PlatinumVerb controls in Final Cut Pro
PlatinumVerb offers the following controls.
For information about adding the PlatinumVerb effect to a clip and showing the effect’s controls, see Add Logic effects to clips in Final Cut Pro.
Early Reflections controls
Predelay slider and field: Determine the amount of time between the start of the original signal and the arrival of the early reflections. Extremely short Predelay settings can color the sound and make it difficult to pinpoint the position of the signal source. Overly long Predelay settings can be perceived as an unnatural echo and can divorce the original signal from its early reflections, leaving an audible gap between them.
The optimum Predelay setting depends on the type of input signal—or more precisely, the envelope of the input signal. Percussive signals generally require shorter predelays than signals where the attack fades in gradually. A good working method is to use the longest possible Predelay value before you start to hear unwanted side effects, such as an audible echo. When you reach this point, reduce the Predelay setting slightly.
Room Shape slider and field: Define the geometric form of the room. The numeric value (3 to 7) represents the number of corners in the room. The graphic display visually represents this setting.
Room Size slider and field: Determine the dimensions of the room. The numeric value indicates the length of the room’s walls—the distance between two corners.
Stereo Base slider and field: Define the distance between the two virtual microphones that are used to capture the signal in the simulated room.
Note: Spacing the microphones slightly farther apart than the distance between two human ears generally delivers the best, and most realistic, results. This parameter is available only in stereo instances of the effect.
ER Scale slider and field (Extended controls area): Scale the early reflections along the time axis, influencing the Room Shape, Room Size, and Stereo Base parameters simultaneously.

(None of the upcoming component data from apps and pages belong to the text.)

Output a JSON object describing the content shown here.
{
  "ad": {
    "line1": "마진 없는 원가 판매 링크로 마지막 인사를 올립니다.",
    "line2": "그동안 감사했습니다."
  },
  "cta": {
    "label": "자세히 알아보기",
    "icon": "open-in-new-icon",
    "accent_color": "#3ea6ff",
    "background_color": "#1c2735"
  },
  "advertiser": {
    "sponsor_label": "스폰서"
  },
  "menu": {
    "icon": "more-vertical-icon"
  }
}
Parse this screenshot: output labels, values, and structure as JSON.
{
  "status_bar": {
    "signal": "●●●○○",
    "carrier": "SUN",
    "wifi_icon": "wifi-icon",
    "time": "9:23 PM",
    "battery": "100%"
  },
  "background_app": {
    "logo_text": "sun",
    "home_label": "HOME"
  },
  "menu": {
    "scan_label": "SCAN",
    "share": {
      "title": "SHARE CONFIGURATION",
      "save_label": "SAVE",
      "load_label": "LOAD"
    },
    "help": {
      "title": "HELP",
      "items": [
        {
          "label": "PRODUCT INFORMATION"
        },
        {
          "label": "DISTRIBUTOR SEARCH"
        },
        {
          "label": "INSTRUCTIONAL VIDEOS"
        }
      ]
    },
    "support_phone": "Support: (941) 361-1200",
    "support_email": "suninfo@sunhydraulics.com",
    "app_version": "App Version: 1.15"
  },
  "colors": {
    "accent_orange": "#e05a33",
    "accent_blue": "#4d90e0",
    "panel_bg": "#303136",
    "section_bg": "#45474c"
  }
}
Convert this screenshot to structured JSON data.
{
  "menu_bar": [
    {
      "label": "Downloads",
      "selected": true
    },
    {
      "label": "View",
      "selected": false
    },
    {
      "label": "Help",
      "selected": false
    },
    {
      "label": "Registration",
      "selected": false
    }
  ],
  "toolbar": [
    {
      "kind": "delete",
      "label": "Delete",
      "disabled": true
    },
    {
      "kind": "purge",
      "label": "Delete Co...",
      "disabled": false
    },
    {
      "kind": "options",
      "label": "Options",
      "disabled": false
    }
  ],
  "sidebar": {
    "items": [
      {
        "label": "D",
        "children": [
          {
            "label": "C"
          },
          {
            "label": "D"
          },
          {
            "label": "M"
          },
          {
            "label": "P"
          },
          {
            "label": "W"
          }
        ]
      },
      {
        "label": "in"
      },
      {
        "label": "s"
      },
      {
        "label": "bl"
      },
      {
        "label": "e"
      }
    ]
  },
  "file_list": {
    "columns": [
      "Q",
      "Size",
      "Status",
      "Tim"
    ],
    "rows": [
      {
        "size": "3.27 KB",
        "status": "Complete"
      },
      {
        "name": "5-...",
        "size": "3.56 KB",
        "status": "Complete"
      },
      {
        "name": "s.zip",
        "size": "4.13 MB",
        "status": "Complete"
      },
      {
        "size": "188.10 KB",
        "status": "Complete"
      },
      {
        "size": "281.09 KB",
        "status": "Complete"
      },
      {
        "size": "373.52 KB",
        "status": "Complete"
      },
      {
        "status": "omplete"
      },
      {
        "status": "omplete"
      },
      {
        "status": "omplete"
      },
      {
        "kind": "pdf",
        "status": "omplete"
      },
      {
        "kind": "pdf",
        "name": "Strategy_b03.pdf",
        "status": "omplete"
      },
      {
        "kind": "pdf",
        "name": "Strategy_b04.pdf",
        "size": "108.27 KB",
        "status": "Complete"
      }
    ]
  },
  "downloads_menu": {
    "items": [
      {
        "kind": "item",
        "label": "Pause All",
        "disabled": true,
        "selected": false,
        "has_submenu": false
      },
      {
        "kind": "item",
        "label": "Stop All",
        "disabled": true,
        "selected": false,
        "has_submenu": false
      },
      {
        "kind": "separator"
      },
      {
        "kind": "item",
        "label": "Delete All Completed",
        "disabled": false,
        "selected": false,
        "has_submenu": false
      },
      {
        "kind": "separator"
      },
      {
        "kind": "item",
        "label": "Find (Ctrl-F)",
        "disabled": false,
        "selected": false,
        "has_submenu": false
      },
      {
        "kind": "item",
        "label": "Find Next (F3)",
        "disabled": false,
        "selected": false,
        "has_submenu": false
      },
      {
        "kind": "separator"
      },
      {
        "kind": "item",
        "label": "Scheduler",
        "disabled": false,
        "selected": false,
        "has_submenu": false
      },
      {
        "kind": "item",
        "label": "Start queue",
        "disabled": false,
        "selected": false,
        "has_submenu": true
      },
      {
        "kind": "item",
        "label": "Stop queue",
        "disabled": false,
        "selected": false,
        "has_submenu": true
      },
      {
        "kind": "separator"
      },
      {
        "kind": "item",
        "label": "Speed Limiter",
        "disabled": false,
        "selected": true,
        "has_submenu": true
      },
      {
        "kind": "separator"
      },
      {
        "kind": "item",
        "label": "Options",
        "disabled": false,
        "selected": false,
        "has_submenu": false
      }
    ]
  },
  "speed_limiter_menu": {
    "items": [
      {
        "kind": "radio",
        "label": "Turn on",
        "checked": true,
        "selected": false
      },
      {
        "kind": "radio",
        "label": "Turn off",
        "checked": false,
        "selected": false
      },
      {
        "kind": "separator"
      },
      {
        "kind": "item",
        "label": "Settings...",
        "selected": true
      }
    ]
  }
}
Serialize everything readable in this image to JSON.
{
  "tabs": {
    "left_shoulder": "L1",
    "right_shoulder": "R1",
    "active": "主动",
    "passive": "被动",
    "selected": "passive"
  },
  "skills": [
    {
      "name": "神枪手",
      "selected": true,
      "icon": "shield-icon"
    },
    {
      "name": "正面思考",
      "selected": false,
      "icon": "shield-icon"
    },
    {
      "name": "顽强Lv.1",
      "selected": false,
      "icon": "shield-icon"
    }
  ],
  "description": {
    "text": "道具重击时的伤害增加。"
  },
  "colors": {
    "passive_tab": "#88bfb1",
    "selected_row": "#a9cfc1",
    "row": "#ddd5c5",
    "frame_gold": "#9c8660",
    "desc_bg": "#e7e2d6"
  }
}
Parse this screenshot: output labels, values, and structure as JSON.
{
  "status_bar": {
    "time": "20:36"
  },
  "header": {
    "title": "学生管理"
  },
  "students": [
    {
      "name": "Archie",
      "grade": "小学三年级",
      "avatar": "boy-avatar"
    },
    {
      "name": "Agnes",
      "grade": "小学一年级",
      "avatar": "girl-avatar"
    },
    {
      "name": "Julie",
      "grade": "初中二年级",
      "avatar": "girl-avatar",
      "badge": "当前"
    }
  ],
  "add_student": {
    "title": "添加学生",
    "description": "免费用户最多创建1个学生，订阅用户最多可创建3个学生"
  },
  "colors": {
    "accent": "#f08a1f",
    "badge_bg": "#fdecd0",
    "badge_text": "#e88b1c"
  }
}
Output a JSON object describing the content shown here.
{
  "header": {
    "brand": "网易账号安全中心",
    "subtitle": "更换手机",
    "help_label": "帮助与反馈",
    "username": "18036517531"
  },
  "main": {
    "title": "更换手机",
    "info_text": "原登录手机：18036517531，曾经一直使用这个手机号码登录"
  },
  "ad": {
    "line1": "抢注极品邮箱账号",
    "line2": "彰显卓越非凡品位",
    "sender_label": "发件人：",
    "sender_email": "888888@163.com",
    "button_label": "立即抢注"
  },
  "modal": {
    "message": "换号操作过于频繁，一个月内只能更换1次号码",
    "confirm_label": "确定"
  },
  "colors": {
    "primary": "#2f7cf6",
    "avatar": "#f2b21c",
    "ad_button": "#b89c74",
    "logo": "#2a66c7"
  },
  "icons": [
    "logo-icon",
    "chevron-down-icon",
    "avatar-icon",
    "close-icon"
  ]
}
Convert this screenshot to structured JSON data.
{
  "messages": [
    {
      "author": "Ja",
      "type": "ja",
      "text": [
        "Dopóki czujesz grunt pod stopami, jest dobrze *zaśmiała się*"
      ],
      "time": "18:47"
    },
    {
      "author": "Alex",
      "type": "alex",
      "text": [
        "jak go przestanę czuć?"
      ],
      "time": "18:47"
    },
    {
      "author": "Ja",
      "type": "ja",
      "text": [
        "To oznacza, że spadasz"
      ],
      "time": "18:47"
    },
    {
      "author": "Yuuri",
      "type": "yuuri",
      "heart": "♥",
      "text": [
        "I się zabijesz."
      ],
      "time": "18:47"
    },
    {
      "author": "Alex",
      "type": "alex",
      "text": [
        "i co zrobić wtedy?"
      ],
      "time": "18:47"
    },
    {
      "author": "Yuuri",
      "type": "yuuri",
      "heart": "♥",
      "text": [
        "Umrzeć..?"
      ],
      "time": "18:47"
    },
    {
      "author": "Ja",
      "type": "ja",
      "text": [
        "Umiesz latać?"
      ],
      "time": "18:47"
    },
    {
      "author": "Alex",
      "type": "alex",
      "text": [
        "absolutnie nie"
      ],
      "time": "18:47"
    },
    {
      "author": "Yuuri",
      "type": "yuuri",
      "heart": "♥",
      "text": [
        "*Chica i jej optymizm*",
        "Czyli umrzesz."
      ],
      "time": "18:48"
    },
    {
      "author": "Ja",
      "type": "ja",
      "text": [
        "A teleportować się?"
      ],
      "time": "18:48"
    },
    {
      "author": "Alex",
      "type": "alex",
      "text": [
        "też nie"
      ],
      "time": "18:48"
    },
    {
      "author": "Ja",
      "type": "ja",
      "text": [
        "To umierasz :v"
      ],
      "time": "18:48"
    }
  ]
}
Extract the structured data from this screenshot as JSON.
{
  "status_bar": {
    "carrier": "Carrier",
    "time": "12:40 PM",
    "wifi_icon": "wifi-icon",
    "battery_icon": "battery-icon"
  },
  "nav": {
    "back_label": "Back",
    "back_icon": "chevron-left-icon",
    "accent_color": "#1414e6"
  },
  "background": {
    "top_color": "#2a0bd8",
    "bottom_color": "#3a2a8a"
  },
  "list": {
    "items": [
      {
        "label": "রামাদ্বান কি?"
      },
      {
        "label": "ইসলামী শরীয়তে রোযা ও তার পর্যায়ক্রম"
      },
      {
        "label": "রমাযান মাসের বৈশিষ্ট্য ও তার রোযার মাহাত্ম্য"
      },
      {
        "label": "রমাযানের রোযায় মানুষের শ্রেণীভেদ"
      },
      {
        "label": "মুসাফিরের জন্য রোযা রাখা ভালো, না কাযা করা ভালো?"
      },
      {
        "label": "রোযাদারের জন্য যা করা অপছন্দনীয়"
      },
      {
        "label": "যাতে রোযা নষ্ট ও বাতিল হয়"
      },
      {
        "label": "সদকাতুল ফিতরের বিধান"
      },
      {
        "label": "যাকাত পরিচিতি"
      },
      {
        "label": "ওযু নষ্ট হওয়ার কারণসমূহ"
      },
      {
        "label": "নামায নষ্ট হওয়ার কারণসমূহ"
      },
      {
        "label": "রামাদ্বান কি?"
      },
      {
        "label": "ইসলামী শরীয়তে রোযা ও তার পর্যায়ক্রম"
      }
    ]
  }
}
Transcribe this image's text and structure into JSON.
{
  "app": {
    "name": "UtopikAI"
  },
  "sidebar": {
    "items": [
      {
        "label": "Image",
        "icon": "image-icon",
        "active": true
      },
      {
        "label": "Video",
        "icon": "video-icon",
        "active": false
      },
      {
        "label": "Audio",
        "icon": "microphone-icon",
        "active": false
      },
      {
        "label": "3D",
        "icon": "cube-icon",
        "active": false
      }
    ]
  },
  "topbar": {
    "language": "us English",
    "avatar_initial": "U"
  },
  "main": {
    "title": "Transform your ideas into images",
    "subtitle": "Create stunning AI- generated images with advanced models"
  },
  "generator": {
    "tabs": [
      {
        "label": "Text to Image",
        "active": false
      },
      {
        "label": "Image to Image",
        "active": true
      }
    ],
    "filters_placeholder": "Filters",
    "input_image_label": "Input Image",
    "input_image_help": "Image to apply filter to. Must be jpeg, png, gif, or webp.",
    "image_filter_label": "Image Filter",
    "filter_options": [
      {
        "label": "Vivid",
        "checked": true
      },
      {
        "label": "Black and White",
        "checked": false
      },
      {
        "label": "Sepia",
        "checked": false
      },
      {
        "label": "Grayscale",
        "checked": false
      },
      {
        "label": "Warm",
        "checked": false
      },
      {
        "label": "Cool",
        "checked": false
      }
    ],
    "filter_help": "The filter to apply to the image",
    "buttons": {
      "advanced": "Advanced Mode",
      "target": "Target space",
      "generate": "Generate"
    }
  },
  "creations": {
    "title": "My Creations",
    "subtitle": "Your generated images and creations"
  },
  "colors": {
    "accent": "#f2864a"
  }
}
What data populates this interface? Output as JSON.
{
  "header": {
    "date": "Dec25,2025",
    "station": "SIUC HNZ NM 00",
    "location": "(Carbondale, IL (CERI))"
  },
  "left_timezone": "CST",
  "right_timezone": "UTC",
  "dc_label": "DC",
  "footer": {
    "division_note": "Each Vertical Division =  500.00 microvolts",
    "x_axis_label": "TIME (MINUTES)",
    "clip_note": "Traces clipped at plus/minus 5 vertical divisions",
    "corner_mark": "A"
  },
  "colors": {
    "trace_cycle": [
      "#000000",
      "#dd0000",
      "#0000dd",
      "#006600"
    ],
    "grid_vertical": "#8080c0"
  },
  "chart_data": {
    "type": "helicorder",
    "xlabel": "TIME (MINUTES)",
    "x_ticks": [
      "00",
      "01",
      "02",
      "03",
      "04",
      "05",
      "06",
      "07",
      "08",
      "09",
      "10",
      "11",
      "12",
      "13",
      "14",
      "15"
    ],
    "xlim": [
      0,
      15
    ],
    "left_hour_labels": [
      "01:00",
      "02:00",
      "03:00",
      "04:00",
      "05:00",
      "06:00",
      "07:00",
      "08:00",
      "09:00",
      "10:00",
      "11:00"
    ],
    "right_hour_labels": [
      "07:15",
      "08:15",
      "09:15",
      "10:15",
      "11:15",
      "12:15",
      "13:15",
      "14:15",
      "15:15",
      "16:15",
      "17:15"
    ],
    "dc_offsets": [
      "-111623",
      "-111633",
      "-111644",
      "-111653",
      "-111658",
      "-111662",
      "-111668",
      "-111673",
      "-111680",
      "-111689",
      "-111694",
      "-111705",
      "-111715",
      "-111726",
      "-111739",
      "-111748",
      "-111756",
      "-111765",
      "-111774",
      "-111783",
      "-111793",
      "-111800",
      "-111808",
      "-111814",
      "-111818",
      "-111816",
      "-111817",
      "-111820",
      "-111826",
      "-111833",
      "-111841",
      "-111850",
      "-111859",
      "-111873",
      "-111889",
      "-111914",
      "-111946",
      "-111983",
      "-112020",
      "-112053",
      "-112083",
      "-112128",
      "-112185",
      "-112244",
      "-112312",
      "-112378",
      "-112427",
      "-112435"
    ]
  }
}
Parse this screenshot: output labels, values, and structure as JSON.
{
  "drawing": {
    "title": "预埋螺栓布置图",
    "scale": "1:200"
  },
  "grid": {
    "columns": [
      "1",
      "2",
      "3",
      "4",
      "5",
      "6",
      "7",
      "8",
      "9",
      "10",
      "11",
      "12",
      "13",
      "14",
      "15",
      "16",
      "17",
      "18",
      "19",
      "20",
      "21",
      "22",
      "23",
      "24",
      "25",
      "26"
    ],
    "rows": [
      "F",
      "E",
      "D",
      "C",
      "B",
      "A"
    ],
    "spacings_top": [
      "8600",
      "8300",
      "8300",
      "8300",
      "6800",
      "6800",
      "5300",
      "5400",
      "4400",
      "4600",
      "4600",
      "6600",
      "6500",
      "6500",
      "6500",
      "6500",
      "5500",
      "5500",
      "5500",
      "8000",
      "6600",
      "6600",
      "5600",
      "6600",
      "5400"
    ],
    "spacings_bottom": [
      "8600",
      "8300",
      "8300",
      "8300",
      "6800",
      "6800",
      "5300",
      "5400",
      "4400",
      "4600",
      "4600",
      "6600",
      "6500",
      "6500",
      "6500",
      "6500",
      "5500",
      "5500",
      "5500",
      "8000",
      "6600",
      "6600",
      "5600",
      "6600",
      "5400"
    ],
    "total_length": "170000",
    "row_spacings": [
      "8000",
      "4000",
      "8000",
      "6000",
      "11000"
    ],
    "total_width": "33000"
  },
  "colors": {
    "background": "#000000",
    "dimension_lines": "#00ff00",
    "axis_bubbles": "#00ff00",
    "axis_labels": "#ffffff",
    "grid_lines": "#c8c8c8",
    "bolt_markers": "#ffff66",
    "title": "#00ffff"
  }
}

Initial Delay slider and field: Set the time between the original signal and the diffuse reverb tail.
Spread slider and field: Control the stereo image of the reverb. At 0%, the effect generates a monaural reverb. At 200%, the stereo base is artificially expanded.
Crossover slider and field: Define the frequency at which the input signal is split into two frequency bands, for separate processing.
Low Ratio slider and field: Determine the relative reverb times of the bass and high bands. The value is expressed as a percentage. At 100%, the reverb time of the two bands is identical. At values below 100%, the reverb time of frequencies below the crossover frequency is shorter. At values greater than 100%, the reverb time for low frequencies is longer.
Low Freq Level slider and field: Set the level of the low-frequency reverb signal. At 0 dB, the volume of the two bands is equal. In most mixes, you should set a lower level for the low-frequency reverb signal. This enables you to boost the bass level of the incoming signal, making it sound punchier. This also helps to counteract bottom-end masking effects.
High Cut slider and field: Frequencies above the set value are filtered from the reverb signal. Uneven or absorbent surfaces—wallpaper, wood paneling, carpets, and so on—tend to reflect lower frequencies better than higher frequencies. The High Cut filter replicates this effect. If you set the High Cut filter so that it is wide open (maximum value), the reverb will sound as if it is reflecting off stone or glass.
Density slider and field: Control the density of the diffuse reverb tail. Ordinarily you want the signal to be as dense as possible. In rare instances, however, a high Density value can color the sound, which you can fix by reducing the Density value. Conversely, if you select a Density value that is too low, the reverb tail will sound grainy.
Diffusion slider and field: Set the diffusion of the reverb tail. High Diffusion values represent a regular density, with few alterations in level, times, and panorama position over the course of the diffuse reverb signal. Low Diffusion values result in the reflection density becoming irregular and grainy. This also affects the stereo spectrum. As with Density, find the best balance for the signal.
Reverb Time slider and field: Determine the reverb time of the high band. Most natural rooms have a reverb time somewhere in the range of 1 to 3 seconds. This time is reduced by absorbent surfaces, such as carpet and curtains, and soft or dense furnishings, such as sofas, armchairs, cupboards, and tables. Large empty halls or churches have reverb times of up to 8 seconds, with some cavernous or cathedral-like venues extending beyond that.
Dry slider and field: Control the amount of the original signal.
Wet slider and field: Control the amount of the effect signal.